Warner Bros. figured Batman would add value to a Superman sequel. Comics history suggests they were not wrong. Did Zack Snyder think things through, though, when he decided that Gotham City is next door to Metropolis, and hitherto unmentioned? The extended Blu-ray cut of the film reveals that it takes a ferry to get from city to city, but the theatrical version implies that they're so close together that you can see rooftop-to-rooftop. This adds retroactive problems to "Man of Steel" and Batman's presence in that universe.
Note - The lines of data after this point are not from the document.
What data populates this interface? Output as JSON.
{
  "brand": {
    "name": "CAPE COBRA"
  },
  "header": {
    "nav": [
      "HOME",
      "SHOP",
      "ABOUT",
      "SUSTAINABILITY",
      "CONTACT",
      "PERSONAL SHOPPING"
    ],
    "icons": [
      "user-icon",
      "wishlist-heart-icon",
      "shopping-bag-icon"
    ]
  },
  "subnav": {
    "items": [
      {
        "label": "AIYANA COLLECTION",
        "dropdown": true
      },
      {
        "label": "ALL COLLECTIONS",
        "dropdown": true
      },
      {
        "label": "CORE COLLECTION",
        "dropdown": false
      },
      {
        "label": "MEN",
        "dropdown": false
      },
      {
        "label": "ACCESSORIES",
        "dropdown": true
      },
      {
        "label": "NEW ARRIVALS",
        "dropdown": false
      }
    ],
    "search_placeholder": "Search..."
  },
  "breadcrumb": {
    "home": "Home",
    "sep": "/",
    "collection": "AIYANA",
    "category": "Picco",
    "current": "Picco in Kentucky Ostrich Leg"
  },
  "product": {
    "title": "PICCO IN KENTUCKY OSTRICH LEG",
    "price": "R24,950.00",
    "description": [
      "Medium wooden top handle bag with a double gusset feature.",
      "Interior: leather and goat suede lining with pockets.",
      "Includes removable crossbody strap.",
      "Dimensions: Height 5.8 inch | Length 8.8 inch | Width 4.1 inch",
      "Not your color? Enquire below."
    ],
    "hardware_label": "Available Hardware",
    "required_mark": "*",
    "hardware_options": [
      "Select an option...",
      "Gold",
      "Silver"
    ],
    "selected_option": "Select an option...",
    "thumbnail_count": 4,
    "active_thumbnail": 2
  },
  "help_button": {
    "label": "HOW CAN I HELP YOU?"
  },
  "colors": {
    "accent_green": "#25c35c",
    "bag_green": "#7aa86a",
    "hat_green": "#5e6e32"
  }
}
Wayne Enterprises owns a skyscraper in Metropolis, which Bruce tries to evacuate during General Zod's final assault. We know that this is a Batman who grew reckless and stopped caring, but seriously, he only does something about an alien invasion when his personal property is in danger? To be fair, Bruce did call the people in his tower and told them to evacuate ... once buildings were already falling. For a hero, even a jaded one, this passivity is inexcusable. On the other hand, it's not like he had satellites he could use or anything ... oh, wait.